A house damaged by a fallen tree

6.  Get a detailed estimate on costs and timeline.

Restoration work doesn’t tend to come cheap, and you definitely don’t want to skimp on quality when having your home repaired. That being said, any trustworthy operation will understand a homeowner’s need to know how much the job will cost, and how long they expect it to take.

Walk through your home with the restoration company representative as they inspect your property and discuss the areas that need to be cleaned and repaired. Take pictures of the damage. After the company evaluates the work and equipment needed, they’ll provide an estimate or contract for their services.

In addition to covering all cleanup, restoration and repairs, materials, and labor, ask if the estimate covers items such as removal and dumping fees, as well as “packing out” – storage and restoration of any damaged contents.

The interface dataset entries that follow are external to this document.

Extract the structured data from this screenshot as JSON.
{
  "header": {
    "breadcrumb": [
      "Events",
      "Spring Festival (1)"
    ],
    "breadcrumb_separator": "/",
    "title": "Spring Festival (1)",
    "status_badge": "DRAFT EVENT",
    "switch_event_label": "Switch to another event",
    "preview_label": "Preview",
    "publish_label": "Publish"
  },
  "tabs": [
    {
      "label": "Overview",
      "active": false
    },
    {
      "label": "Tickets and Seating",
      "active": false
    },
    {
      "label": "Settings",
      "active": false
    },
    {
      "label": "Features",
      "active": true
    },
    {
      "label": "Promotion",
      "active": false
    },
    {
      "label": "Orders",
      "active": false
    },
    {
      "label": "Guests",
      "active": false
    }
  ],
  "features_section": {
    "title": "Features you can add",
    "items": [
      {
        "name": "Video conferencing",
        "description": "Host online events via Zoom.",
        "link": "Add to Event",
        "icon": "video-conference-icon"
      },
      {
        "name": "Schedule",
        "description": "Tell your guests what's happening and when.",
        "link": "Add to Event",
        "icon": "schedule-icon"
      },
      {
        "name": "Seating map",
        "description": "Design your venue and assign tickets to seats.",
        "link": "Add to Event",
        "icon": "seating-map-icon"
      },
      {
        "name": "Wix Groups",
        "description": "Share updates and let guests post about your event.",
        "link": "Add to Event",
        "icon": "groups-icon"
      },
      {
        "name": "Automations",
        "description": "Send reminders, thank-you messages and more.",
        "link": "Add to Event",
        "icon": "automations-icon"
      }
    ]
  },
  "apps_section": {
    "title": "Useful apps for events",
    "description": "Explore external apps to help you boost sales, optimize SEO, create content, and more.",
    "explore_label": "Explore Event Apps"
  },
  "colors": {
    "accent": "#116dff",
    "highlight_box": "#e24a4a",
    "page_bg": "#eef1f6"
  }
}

Review the contract carefully to make sure all the services discussed are listed. You should also ask about the timeline for completion, as this can be as important as the cost of repairs, especially if the damage requires you to stay elsewhere during the process.

7. Get specifics about their pack-out process.

This process involves protection and potential storage and restoration of the contents of your home. After their inspection, your restoration professional will tell you which items are undamaged, which can be restored, and which are beyond restoration. Based on this determination, your undamaged items and those that can be restored will be carefully packed, removed, stored, restored (if needed), and returned to your home. Be aware that many restoration companies don’t handle this process themselves. You should be provided with a detailed inventory of all items, noting pre-existing damage, if any.

Make sure your items will be stored in a secure facility. Some companies also offer flexible storage options like PODS portable containers, which are steel-framed and weather-resistant, and stored either in your driveway for 24/7 access or in secure facilities that can be accessed easily.

8. Ask if they can guide you through the insurance claim process. 

While this may be your first time hiring a restoration service and filing an insurance claim, it’s certainly not a first for an experienced fire or water restoration company. They should be well-versed in the process and willing to work with you and your insurance company to file a thorough, accurate claim. 

9. Watch out for scammers.

Unfortunately, natural disasters attract opportunists looking to take advantage of desperate and dazed homeowners. It’s so common, in fact, that they have a nickname: storm chasers. The IICRS provides a list of red flags to keep on your scammer radar:

  • Prices and promises that are too good to be true. Quality restoration work can seem expensive. However, this isn’t the time to fall for suspiciously low prices.
  • Asking for upfront cash payments. While a company may require a deposit up to one-third of the total estimate on the day work begins, you should avoid paying in cash. Pay only by check or credit card, and only pay the final amount after you are satisfied with the completed work.
  • High-pressure tactics. Some “storm chasers” will simply show up at your door when they see your home is damaged. It’s best to turn away anyone who applies undue pressure to get you to agree to hire them start. Representatives of reliable restoration companies should be polite, thoroughly explain the scope of work, and answer your questions.
  • Lack of credentials, references and training. Qualified companies should be able to provide proof of licensing, insurance, and certification that they have the proper training. An experienced company will also have references. You can check the IICRC website or call 844-464-4272 to confirm certification.   

While our wish for you is that you never actually need a restoration company, we hope these guidelines help you get the qualified help that is so critical if disaster strikes. When possible, some homeowners decide to turn lemons into lemonade, by remodeling or upgrading their home as part of the restoration process. If that’s you, then you may be interested in these resources: